To learn about the ""Age of Revolutions"" in Europe and the Americas is to engage with the emergence of the modern world. In the late eighteenth and early nineteenth centuries, nations were founded, old empires collapsed, and new ones arose. Struggles for emancipation-whether from royal authority, colonial rule, slavery, or patriarchy-inspired both hopes and fears. This book, designed for university and secondary school teachers, provides up-to-date content and perspectives, classroom-tested techniques, innovative ideas, and an exciting variety of pathways to introduce students to this complex era of history.
The volume includes chapters on sources and methods for stimulating student debate and learning, including Tom Paine's Common Sense, the Haitian Declaration of Independence, and other key documents; role-playing games; visual arts and culture; and music, including opera and popular songs. Other chapters delve into specific themes, including revolution and riot, revolutionary terror, enlightenment, gender, slavery, nationalism, environment and climate, and the roles of politically excluded groups. Collectively, the contributions ensure a broad Atlantic scope, discussing the revolutions in Britain's North American colonies, Haiti, and Latin America, and European revolutions including France, Belgium, and the Netherlands.

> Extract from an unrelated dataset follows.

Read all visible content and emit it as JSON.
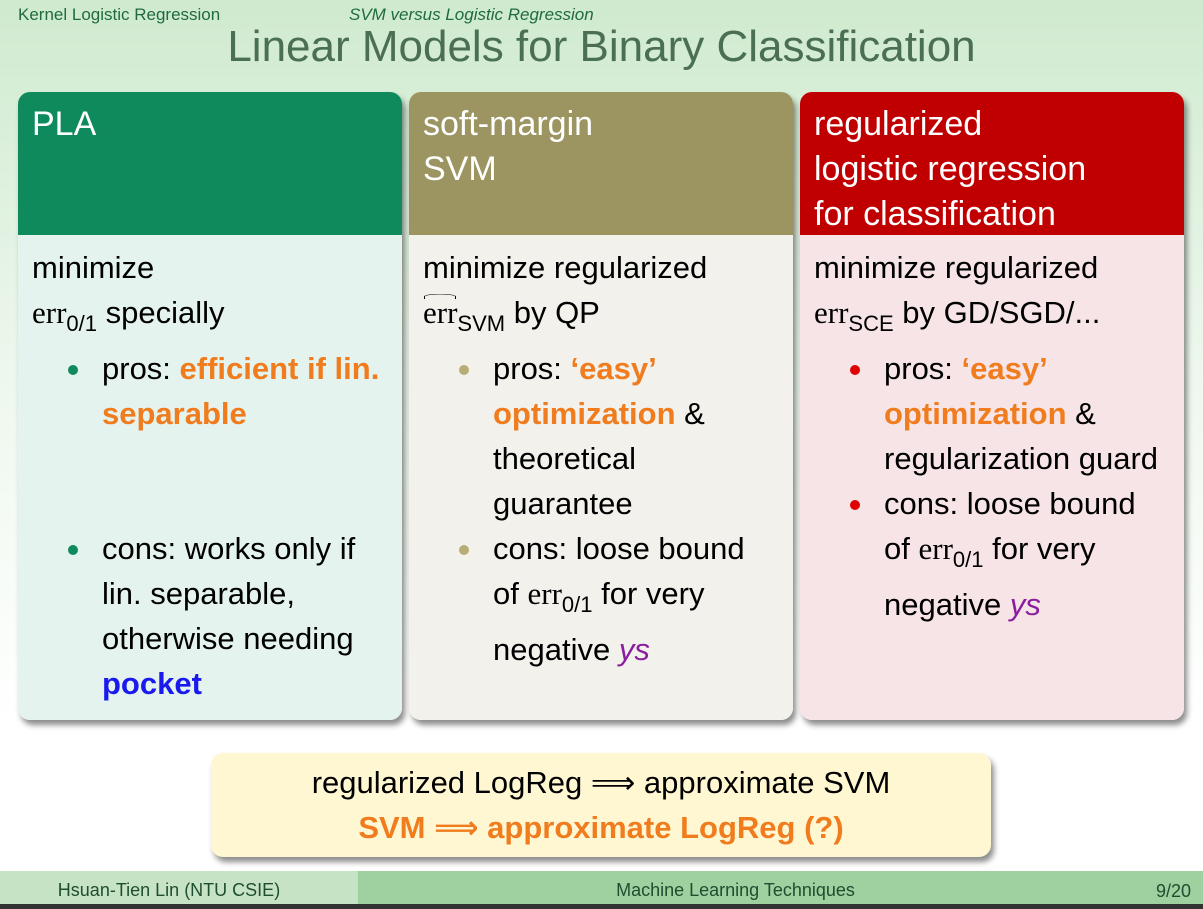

Ben Marsh is a senior lecturer in history at the University of Kent and the author of Georgia's Frontier Women: Female Fortunes in a Southern Colony, winner of the Malcolm Bell, Jr. and Muriel Barrow Bell Award.

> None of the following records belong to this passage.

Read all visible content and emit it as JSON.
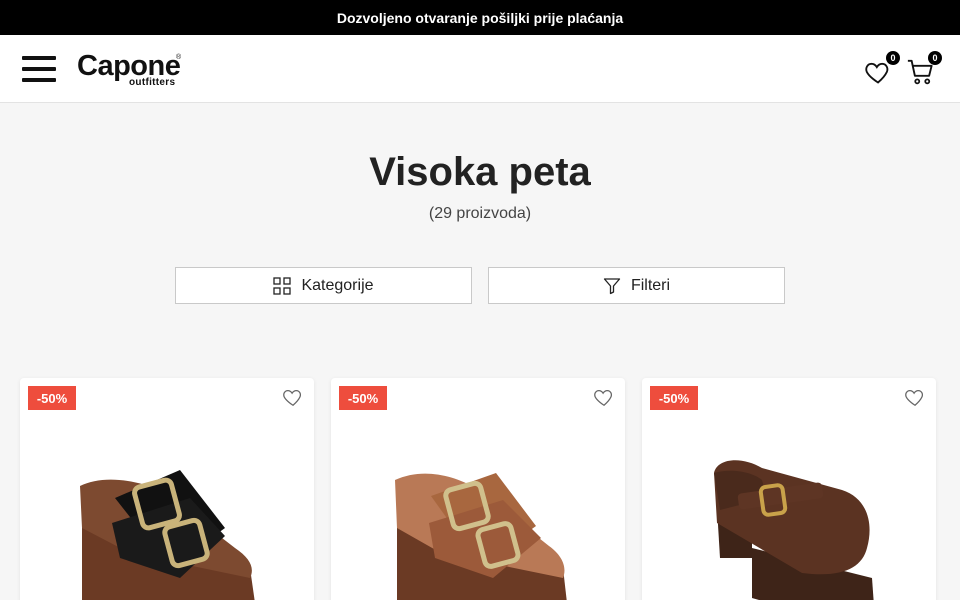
{
  "announcement": "Dozvoljeno otvaranje pošiljki prije plaćanja",
  "header": {
    "logo_main": "Capone",
    "logo_sub": "outfitters",
    "logo_reg": "®",
    "wishlist_count": "0",
    "cart_count": "0"
  },
  "page": {
    "title": "Visoka peta",
    "count": "(29 proizvoda)"
  },
  "buttons": {
    "categories": "Kategorije",
    "filters": "Filteri"
  },
  "products": [
    {
      "discount": "-50%",
      "color": "#1a1a1a"
    },
    {
      "discount": "-50%",
      "color": "#9c5a3a"
    },
    {
      "discount": "-50%",
      "color": "#5b3322"
    }
  ],
  "colors": {
    "sale_badge": "#ee4d3d",
    "topbar": "#000000",
    "heel_wood": "#6b3a24"
  },
  "icons": [
    "menu-icon",
    "heart-icon",
    "cart-icon",
    "grid-icon",
    "filter-icon"
  ]
}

Mike Rapport is a reader in modern European history at the University of Glasgow and the author of several books, including 1848: Year of Revolution and The Unruly City: Paris, London, and New York in the Age of Revolution.